Flash Gordon, ET, Blade Runner, The continuing saga of Rambo, Back To The Future, Three Men And A Baby, Romancing The Stone, Tootsie, The Breakfast Club, Pretty In Pink, Absolute Beginners, Wall Street, Sex, Lies And Videotape, Indiana Jones, The Terminator, The Color Purple, the Star Trek films, Ferris Bueller's Day Off, Mannequin, When Harry Met Sally, Who Framed Roger Rabbit?, Fatal Attraction, Full Metal Jacket, Rain Man, Flash Dance, The Goonies, Fame, Shirley Valentine, A Fish Called Wanda, the final two original Star Wars trilogy films.

The tip of the iceberg here. Just Google any of the titles to discover more.

Anonymous said...

You forgot Countdown, Film On Four, Right To Reply, the Channel 4 News, TV-am/Breakfast Time, We'll Meet Again, Minder, A Bit Of A Do, Inspector Morse, Taggart, Casualty, Three Of A Kind, and, of course, The Simpsons started in the USA.

Anonymous said...

And Grange Hill went into what many think of its golden era... we also had old survivors like The Two Ronnies, This Is Your Life, Emmerdale Farm, World In Action, Crossroads...

Anonymous said...

And After Dark!

Anonymous said...

And Dallas, Dynasty, Falcon Crest, Knots Landing, Brass, Birds Of A Feather...

Drew said...

I forgot an awful lot.
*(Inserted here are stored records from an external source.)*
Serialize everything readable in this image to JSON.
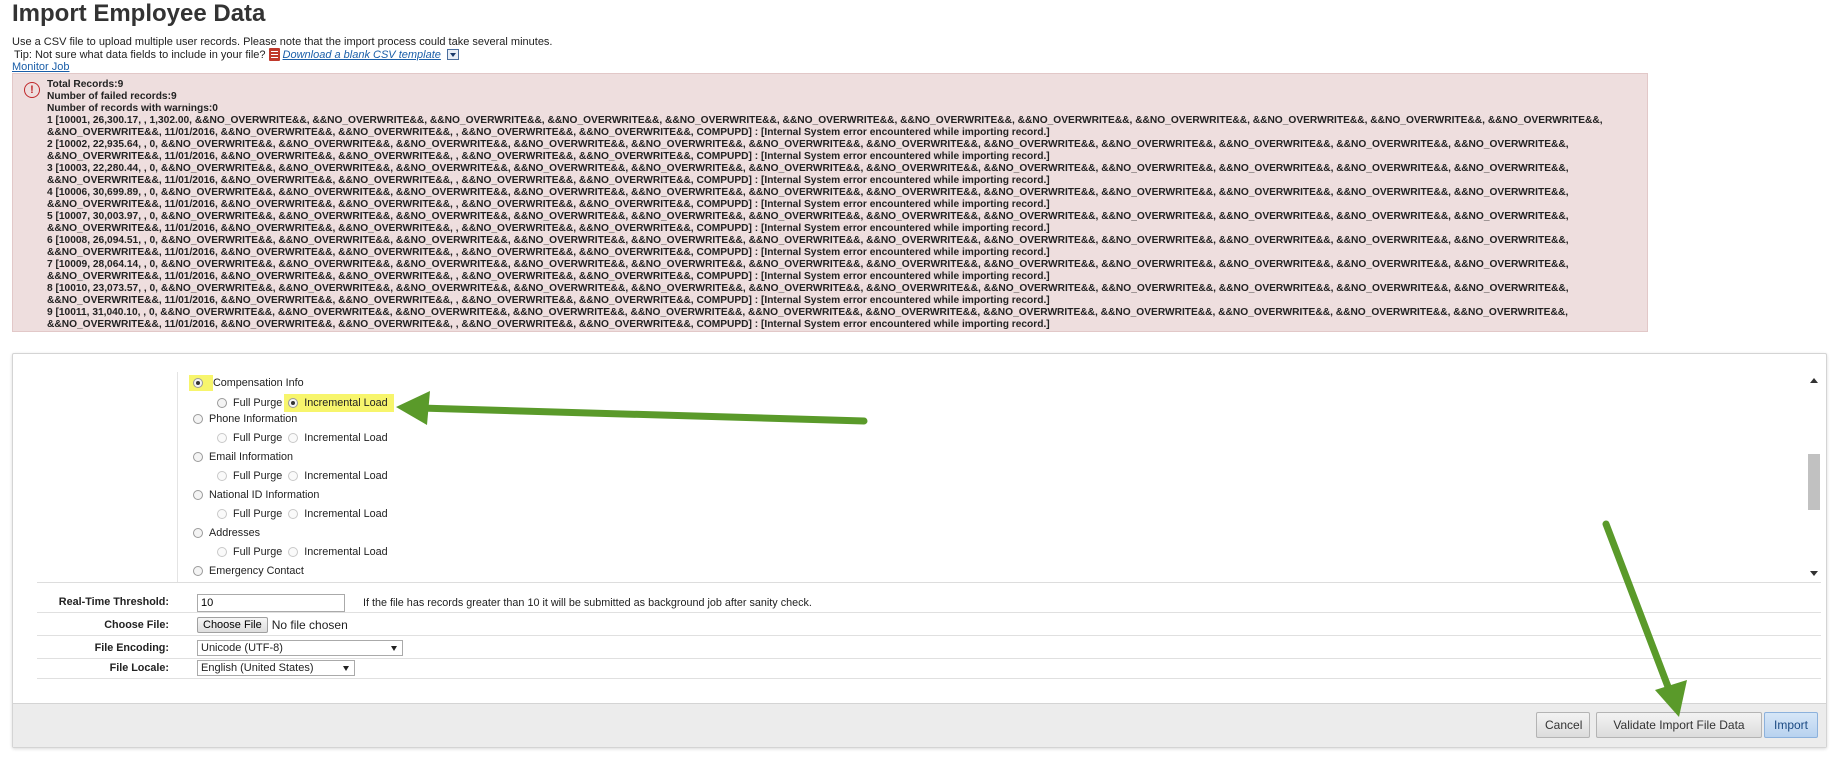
{
  "page": {
    "title": "Import Employee Data",
    "intro": "Use a CSV file to upload multiple user records. Please note that the import process could take several minutes.",
    "tip_prefix": "Tip: Not sure what data fields to include in your file?",
    "tip_link": "Download a blank CSV template",
    "monitor_link": "Monitor Job"
  },
  "errors": {
    "total": "Total Records:9",
    "failed": "Number of failed records:9",
    "warnings": "Number of records with warnings:0",
    "lines": [
      "1 [10001, 26,300.17, , 1,302.00, &&NO_OVERWRITE&&, &&NO_OVERWRITE&&, &&NO_OVERWRITE&&, &&NO_OVERWRITE&&, &&NO_OVERWRITE&&, &&NO_OVERWRITE&&, &&NO_OVERWRITE&&, &&NO_OVERWRITE&&, &&NO_OVERWRITE&&, &&NO_OVERWRITE&&, &&NO_OVERWRITE&&, &&NO_OVERWRITE&&,",
      "&&NO_OVERWRITE&&, 11/01/2016, &&NO_OVERWRITE&&, &&NO_OVERWRITE&&, , &&NO_OVERWRITE&&, &&NO_OVERWRITE&&, COMPUPD] : [Internal System error encountered while importing record.]",
      "2 [10002, 22,935.64, , 0, &&NO_OVERWRITE&&, &&NO_OVERWRITE&&, &&NO_OVERWRITE&&, &&NO_OVERWRITE&&, &&NO_OVERWRITE&&, &&NO_OVERWRITE&&, &&NO_OVERWRITE&&, &&NO_OVERWRITE&&, &&NO_OVERWRITE&&, &&NO_OVERWRITE&&, &&NO_OVERWRITE&&, &&NO_OVERWRITE&&,",
      "&&NO_OVERWRITE&&, 11/01/2016, &&NO_OVERWRITE&&, &&NO_OVERWRITE&&, , &&NO_OVERWRITE&&, &&NO_OVERWRITE&&, COMPUPD] : [Internal System error encountered while importing record.]",
      "3 [10003, 22,280.44, , 0, &&NO_OVERWRITE&&, &&NO_OVERWRITE&&, &&NO_OVERWRITE&&, &&NO_OVERWRITE&&, &&NO_OVERWRITE&&, &&NO_OVERWRITE&&, &&NO_OVERWRITE&&, &&NO_OVERWRITE&&, &&NO_OVERWRITE&&, &&NO_OVERWRITE&&, &&NO_OVERWRITE&&, &&NO_OVERWRITE&&,",
      "&&NO_OVERWRITE&&, 11/01/2016, &&NO_OVERWRITE&&, &&NO_OVERWRITE&&, , &&NO_OVERWRITE&&, &&NO_OVERWRITE&&, COMPUPD] : [Internal System error encountered while importing record.]",
      "4 [10006, 30,699.89, , 0, &&NO_OVERWRITE&&, &&NO_OVERWRITE&&, &&NO_OVERWRITE&&, &&NO_OVERWRITE&&, &&NO_OVERWRITE&&, &&NO_OVERWRITE&&, &&NO_OVERWRITE&&, &&NO_OVERWRITE&&, &&NO_OVERWRITE&&, &&NO_OVERWRITE&&, &&NO_OVERWRITE&&, &&NO_OVERWRITE&&,",
      "&&NO_OVERWRITE&&, 11/01/2016, &&NO_OVERWRITE&&, &&NO_OVERWRITE&&, , &&NO_OVERWRITE&&, &&NO_OVERWRITE&&, COMPUPD] : [Internal System error encountered while importing record.]",
      "5 [10007, 30,003.97, , 0, &&NO_OVERWRITE&&, &&NO_OVERWRITE&&, &&NO_OVERWRITE&&, &&NO_OVERWRITE&&, &&NO_OVERWRITE&&, &&NO_OVERWRITE&&, &&NO_OVERWRITE&&, &&NO_OVERWRITE&&, &&NO_OVERWRITE&&, &&NO_OVERWRITE&&, &&NO_OVERWRITE&&, &&NO_OVERWRITE&&,",
      "&&NO_OVERWRITE&&, 11/01/2016, &&NO_OVERWRITE&&, &&NO_OVERWRITE&&, , &&NO_OVERWRITE&&, &&NO_OVERWRITE&&, COMPUPD] : [Internal System error encountered while importing record.]",
      "6 [10008, 26,094.51, , 0, &&NO_OVERWRITE&&, &&NO_OVERWRITE&&, &&NO_OVERWRITE&&, &&NO_OVERWRITE&&, &&NO_OVERWRITE&&, &&NO_OVERWRITE&&, &&NO_OVERWRITE&&, &&NO_OVERWRITE&&, &&NO_OVERWRITE&&, &&NO_OVERWRITE&&, &&NO_OVERWRITE&&, &&NO_OVERWRITE&&,",
      "&&NO_OVERWRITE&&, 11/01/2016, &&NO_OVERWRITE&&, &&NO_OVERWRITE&&, , &&NO_OVERWRITE&&, &&NO_OVERWRITE&&, COMPUPD] : [Internal System error encountered while importing record.]",
      "7 [10009, 28,064.14, , 0, &&NO_OVERWRITE&&, &&NO_OVERWRITE&&, &&NO_OVERWRITE&&, &&NO_OVERWRITE&&, &&NO_OVERWRITE&&, &&NO_OVERWRITE&&, &&NO_OVERWRITE&&, &&NO_OVERWRITE&&, &&NO_OVERWRITE&&, &&NO_OVERWRITE&&, &&NO_OVERWRITE&&, &&NO_OVERWRITE&&,",
      "&&NO_OVERWRITE&&, 11/01/2016, &&NO_OVERWRITE&&, &&NO_OVERWRITE&&, , &&NO_OVERWRITE&&, &&NO_OVERWRITE&&, COMPUPD] : [Internal System error encountered while importing record.]",
      "8 [10010, 23,073.57, , 0, &&NO_OVERWRITE&&, &&NO_OVERWRITE&&, &&NO_OVERWRITE&&, &&NO_OVERWRITE&&, &&NO_OVERWRITE&&, &&NO_OVERWRITE&&, &&NO_OVERWRITE&&, &&NO_OVERWRITE&&, &&NO_OVERWRITE&&, &&NO_OVERWRITE&&, &&NO_OVERWRITE&&, &&NO_OVERWRITE&&,",
      "&&NO_OVERWRITE&&, 11/01/2016, &&NO_OVERWRITE&&, &&NO_OVERWRITE&&, , &&NO_OVERWRITE&&, &&NO_OVERWRITE&&, COMPUPD] : [Internal System error encountered while importing record.]",
      "9 [10011, 31,040.10, , 0, &&NO_OVERWRITE&&, &&NO_OVERWRITE&&, &&NO_OVERWRITE&&, &&NO_OVERWRITE&&, &&NO_OVERWRITE&&, &&NO_OVERWRITE&&, &&NO_OVERWRITE&&, &&NO_OVERWRITE&&, &&NO_OVERWRITE&&, &&NO_OVERWRITE&&, &&NO_OVERWRITE&&, &&NO_OVERWRITE&&,",
      "&&NO_OVERWRITE&&, 11/01/2016, &&NO_OVERWRITE&&, &&NO_OVERWRITE&&, , &&NO_OVERWRITE&&, &&NO_OVERWRITE&&, COMPUPD] : [Internal System error encountered while importing record.]"
    ]
  },
  "options": {
    "sections": [
      {
        "label": "Compensation Info",
        "selected": true,
        "full_purge": "Full Purge",
        "incremental": "Incremental Load",
        "mode": "incremental"
      },
      {
        "label": "Phone Information",
        "selected": false,
        "full_purge": "Full Purge",
        "incremental": "Incremental Load",
        "mode": "none"
      },
      {
        "label": "Email Information",
        "selected": false,
        "full_purge": "Full Purge",
        "incremental": "Incremental Load",
        "mode": "none"
      },
      {
        "label": "National ID Information",
        "selected": false,
        "full_purge": "Full Purge",
        "incremental": "Incremental Load",
        "mode": "none"
      },
      {
        "label": "Addresses",
        "selected": false,
        "full_purge": "Full Purge",
        "incremental": "Incremental Load",
        "mode": "none"
      },
      {
        "label": "Emergency Contact",
        "selected": false
      }
    ]
  },
  "form": {
    "threshold_label": "Real-Time Threshold:",
    "threshold_value": "10",
    "threshold_hint": "If the file has records greater than 10 it will be submitted as background job after sanity check.",
    "file_label": "Choose File:",
    "choose_button": "Choose File",
    "no_file": "No file chosen",
    "encoding_label": "File Encoding:",
    "encoding_value": "Unicode (UTF-8)",
    "locale_label": "File Locale:",
    "locale_value": "English (United States)"
  },
  "footer": {
    "cancel": "Cancel",
    "validate": "Validate Import File Data",
    "import": "Import"
  },
  "colors": {
    "highlight": "#f7f56c",
    "arrow": "#5a9a2a",
    "error_bg": "#eedede"
  }
}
I think it's my age! :)

Anonymous said...

French And Saunders, Spitting Image, Girls On Top, The New Statesman...

Drew said...

Yes, it was a fabulous era for film and TV!

Stewart said...

Max Headroom was a big favourite of mine. And MTV started in 1981, although it didn't reach the UK until later. The Chart Show was a great alternative to Top Of The Pops.

Anonymous said...